Your objective » The records that follow must all be duplicated exactly.

[Collected data entries]
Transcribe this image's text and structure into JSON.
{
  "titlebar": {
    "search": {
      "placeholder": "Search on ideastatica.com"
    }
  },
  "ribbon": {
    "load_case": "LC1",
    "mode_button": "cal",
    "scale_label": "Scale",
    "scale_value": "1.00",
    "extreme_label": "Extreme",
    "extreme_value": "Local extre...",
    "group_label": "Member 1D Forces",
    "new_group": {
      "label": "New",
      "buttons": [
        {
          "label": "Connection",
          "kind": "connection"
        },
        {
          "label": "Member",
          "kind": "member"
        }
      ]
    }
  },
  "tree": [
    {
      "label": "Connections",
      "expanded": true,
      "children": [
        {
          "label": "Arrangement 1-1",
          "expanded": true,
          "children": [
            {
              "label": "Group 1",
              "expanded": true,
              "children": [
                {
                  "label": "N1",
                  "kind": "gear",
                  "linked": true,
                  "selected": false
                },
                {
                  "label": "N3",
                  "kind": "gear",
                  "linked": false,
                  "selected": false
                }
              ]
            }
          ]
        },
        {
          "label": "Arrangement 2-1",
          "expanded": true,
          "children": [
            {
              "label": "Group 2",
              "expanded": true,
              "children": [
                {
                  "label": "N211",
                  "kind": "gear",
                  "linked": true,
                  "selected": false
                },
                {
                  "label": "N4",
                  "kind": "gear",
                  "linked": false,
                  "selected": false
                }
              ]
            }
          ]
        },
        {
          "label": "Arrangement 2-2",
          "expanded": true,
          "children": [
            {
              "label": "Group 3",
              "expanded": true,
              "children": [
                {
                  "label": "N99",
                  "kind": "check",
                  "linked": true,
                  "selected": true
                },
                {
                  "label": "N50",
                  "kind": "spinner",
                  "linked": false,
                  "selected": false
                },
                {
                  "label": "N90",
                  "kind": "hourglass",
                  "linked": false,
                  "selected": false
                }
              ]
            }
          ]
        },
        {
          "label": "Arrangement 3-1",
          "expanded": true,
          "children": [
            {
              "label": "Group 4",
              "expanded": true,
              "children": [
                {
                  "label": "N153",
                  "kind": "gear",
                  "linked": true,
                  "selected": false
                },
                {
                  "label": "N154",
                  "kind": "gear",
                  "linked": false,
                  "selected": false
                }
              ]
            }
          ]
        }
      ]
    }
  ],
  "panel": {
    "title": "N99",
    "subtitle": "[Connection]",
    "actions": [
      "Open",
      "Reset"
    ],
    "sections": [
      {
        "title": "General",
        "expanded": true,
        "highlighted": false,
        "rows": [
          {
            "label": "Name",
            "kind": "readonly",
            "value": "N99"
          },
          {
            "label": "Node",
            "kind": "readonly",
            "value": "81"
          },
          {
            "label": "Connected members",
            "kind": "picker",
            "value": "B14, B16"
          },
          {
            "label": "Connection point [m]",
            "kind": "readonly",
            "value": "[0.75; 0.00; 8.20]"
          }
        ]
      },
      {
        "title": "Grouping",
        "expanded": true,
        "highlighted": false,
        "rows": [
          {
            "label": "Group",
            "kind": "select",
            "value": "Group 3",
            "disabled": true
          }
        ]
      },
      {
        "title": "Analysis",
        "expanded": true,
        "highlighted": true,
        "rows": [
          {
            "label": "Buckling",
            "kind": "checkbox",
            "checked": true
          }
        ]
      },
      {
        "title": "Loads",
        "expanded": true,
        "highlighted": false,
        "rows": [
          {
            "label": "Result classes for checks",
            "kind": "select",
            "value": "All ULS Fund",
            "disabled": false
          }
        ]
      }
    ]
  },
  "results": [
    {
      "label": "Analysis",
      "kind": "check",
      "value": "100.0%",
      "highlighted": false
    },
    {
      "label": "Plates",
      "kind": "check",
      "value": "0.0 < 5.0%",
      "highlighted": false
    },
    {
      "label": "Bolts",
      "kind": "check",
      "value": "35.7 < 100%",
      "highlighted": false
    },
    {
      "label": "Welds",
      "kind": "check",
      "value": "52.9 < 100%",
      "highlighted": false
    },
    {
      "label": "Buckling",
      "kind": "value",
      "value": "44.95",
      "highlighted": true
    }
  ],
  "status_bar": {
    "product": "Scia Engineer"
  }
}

Written response »
Transcribe this image's text and structure into JSON.
{
  "titlebar": {
    "search": {
      "placeholder": "Search on ideastatica.com"
    }
  },
  "ribbon": {
    "load_case": "LC1",
    "mode_button": "cal",
    "scale_label": "Scale",
    "scale_value": "1.00",
    "extreme_label": "Extreme",
    "extreme_value": "Local extre...",
    "group_label": "Member 1D Forces",
    "new_group": {
      "label": "New",
      "buttons": [
        {
          "label": "Connection",
          "kind": "connection"
        },
        {
          "label": "Member",
          "kind": "member"
        }
      ]
    }
  },
  "tree": [
    {
      "label": "Connections",
      "expanded": true,
      "children": [
        {
          "label": "Arrangement 1-1",
          "expanded": true,
          "children": [
            {
              "label": "Group 1",
              "expanded": true,
              "children": [
                {
                  "label": "N1",
                  "kind": "gear",
                  "linked": true,
                  "selected": false
                },
                {
                  "label": "N3",
                  "kind": "gear",
                  "linked": false,
                  "selected": false
                }
              ]
            }
          ]
        },
        {
          "label": "Arrangement 2-1",
          "expanded": true,
          "children": [
            {
              "label": "Group 2",
              "expanded": true,
              "children": [
                {
                  "label": "N211",
                  "kind": "gear",
                  "linked": true,
                  "selected": false
                },
                {
                  "label": "N4",
                  "kind": "gear",
                  "linked": false,
                  "selected": false
                }
              ]
            }
          ]
        },
        {
          "label": "Arrangement 2-2",
          "expanded": true,
          "children": [
            {
              "label": "Group 3",
              "expanded": true,
              "children": [
                {
                  "label": "N99",
                  "kind": "check",
                  "linked": true,
                  "selected": true
                },
                {
                  "label": "N50",
                  "kind": "spinner",
                  "linked": false,
                  "selected": false
                },
                {
                  "label": "N90",
                  "kind": "hourglass",
                  "linked": false,
                  "selected": false
                }
              ]
            }
          ]
        },
        {
          "label": "Arrangement 3-1",
          "expanded": true,
          "children": [
            {
              "label": "Group 4",
              "expanded": true,
              "children": [
                {
                  "label": "N153",
                  "kind": "gear",
                  "linked": true,
                  "selected": false
                },
                {
                  "label": "N154",
                  "kind": "gear",
                  "linked": false,
                  "selected": false
                }
              ]
            }
          ]
        }
      ]
    }
  ],
  "panel": {
    "title": "N99",
    "subtitle": "[Connection]",
    "actions": [
      "Open",
      "Reset"
    ],
    "sections": [
      {
        "title": "General",
        "expanded": true,
        "highlighted": false,
        "rows": [
          {
            "label": "Name",
            "kind": "readonly",
            "value": "N99"
          },
          {
            "label": "Node",
            "kind": "readonly",
            "value": "81"
          },
          {
            "label": "Connected members",
            "kind": "picker",
            "value": "B14, B16"
          },
          {
            "label": "Connection point [m]",
            "kind": "readonly",
            "value": "[0.75; 0.00; 8.20]"
          }
        ]
      },
      {
        "title": "Grouping",
        "expanded": true,
        "highlighted": false,
        "rows": [
          {
            "label": "Group",
            "kind": "select",
            "value": "Group 3",
            "disabled": true
          }
        ]
      },
      {
        "title": "Analysis",
        "expanded": true,
        "highlighted": true,
        "rows": [
          {
            "label": "Buckling",
            "kind": "checkbox",
            "checked": true
          }
        ]
      },
      {
        "title": "Loads",
        "expanded": true,
        "highlighted": false,
        "rows": [
          {
            "label": "Result classes for checks",
            "kind": "select",
            "value": "All ULS Fund",
            "disabled": false
          }
        ]
      }
    ]
  },
  "results": [
    {
      "label": "Analysis",
      "kind": "check",
      "value": "100.0%",
      "highlighted": false
    },
    {
      "label": "Plates",
      "kind": "check",
      "value": "0.0 < 5.0%",
      "highlighted": false
    },
    {
      "label": "Bolts",
      "kind": "check",
      "value": "35.7 < 100%",
      "highlighted": false
    },
    {
      "label": "Welds",
      "kind": "check",
      "value": "52.9 < 100%",
      "highlighted": false
    },
    {
      "label": "Buckling",
      "kind": "value",
      "value": "44.95",
      "highlighted": true
    }
  ],
  "status_bar": {
    "product": "Scia Engineer"
  }
}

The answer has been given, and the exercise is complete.